## AIM OF THE TASK:
Pull out every line below holding the word "name".

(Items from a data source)
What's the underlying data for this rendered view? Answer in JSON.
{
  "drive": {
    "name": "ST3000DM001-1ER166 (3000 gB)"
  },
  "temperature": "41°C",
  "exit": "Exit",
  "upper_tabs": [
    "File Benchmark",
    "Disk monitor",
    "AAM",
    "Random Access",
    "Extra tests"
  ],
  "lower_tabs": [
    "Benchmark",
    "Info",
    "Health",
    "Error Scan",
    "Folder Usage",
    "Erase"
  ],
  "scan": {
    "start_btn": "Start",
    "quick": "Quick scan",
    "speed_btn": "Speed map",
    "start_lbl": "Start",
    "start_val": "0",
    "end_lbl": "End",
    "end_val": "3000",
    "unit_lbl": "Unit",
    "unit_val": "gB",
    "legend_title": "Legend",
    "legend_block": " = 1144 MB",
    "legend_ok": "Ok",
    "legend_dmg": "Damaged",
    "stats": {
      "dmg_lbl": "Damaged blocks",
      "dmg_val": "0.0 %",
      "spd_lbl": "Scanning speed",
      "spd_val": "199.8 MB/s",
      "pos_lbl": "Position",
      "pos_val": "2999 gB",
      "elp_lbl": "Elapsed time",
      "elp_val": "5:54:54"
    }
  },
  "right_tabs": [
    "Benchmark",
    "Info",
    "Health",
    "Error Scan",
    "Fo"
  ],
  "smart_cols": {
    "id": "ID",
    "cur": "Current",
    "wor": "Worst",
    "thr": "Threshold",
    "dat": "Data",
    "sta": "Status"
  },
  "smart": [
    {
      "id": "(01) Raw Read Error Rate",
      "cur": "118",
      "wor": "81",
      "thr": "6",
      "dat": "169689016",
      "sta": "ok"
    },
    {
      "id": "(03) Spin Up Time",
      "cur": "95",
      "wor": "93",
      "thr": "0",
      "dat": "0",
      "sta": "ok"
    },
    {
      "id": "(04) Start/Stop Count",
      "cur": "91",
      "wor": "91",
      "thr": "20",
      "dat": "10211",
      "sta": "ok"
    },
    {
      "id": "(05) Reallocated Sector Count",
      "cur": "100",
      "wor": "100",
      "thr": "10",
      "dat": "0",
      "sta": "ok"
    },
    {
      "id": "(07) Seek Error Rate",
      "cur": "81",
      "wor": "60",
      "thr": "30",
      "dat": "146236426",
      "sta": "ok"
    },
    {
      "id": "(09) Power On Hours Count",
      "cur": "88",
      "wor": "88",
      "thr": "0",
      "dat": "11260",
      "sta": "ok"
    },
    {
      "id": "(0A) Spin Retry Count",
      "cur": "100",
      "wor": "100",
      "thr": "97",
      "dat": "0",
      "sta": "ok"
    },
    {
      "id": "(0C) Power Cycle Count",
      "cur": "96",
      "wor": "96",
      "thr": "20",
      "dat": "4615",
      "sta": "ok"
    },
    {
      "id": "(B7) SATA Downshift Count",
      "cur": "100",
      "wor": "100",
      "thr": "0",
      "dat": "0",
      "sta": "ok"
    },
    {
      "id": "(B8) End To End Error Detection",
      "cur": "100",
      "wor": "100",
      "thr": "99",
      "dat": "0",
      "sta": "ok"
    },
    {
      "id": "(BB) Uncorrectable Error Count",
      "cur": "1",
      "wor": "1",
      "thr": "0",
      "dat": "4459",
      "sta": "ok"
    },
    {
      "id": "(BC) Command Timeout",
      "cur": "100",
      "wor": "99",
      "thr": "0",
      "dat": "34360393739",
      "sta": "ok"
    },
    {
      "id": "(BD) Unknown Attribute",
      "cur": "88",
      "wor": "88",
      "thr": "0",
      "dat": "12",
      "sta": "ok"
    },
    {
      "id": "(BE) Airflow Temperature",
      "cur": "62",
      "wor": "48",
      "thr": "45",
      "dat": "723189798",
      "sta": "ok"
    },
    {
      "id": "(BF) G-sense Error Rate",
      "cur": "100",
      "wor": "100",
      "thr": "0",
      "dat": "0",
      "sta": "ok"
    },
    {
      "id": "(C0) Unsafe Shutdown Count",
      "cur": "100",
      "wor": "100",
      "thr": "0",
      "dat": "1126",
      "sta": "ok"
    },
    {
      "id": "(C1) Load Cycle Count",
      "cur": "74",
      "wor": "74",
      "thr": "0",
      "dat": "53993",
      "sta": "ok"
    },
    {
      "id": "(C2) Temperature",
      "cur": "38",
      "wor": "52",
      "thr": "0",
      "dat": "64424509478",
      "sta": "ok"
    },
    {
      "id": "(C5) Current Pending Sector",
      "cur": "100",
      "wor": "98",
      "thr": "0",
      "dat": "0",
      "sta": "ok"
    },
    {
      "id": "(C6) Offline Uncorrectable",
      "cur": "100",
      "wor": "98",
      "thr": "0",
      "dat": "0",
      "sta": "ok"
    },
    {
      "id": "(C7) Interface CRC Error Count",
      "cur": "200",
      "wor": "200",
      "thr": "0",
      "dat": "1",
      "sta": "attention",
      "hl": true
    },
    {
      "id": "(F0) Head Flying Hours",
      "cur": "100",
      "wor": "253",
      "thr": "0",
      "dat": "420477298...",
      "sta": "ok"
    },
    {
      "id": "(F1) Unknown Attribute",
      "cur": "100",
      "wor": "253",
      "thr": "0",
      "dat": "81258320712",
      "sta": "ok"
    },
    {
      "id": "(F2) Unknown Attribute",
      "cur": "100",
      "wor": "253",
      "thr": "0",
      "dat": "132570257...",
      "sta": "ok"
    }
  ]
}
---
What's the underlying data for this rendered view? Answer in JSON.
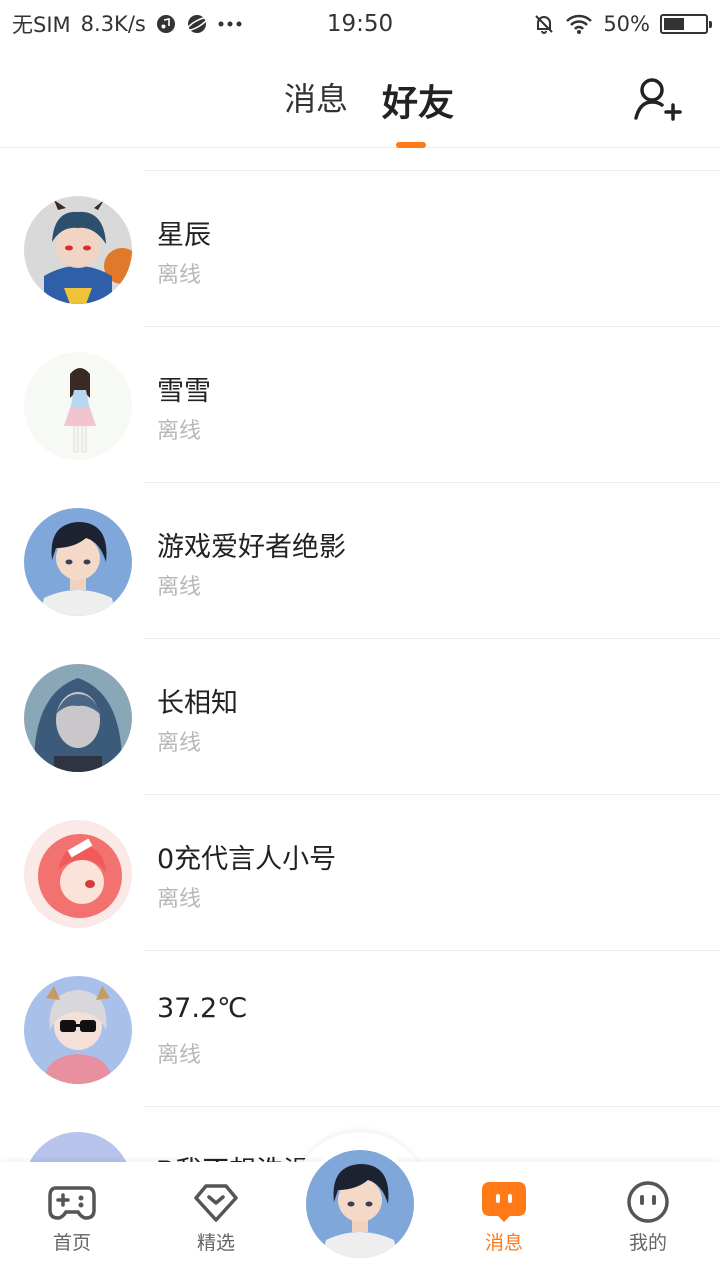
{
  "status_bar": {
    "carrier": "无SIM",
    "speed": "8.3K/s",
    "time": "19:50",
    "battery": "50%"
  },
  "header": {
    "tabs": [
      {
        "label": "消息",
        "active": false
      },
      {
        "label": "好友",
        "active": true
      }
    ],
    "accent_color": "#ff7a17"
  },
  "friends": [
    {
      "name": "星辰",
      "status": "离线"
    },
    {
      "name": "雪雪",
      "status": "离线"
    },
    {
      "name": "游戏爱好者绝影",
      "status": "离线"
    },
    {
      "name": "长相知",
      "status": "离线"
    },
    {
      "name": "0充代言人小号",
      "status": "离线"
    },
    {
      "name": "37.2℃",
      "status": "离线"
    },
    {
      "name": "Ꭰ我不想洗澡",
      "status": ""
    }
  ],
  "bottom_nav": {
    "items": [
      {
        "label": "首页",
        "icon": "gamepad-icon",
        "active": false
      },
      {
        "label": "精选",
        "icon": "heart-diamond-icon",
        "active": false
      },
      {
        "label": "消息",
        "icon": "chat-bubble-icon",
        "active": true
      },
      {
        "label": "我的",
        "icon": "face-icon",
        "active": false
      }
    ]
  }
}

## RESULT FOR THIS EXERCISE:
    "name": "ST3000DM001-1ER166 (3000 gB)"
      "name": "星辰",
      "name": "雪雪",
      "name": "游戏爱好者绝影",
      "name": "长相知",
      "name": "0充代言人小号",
      "name": "37.2℃",
      "name": "Ꭰ我不想洗澡",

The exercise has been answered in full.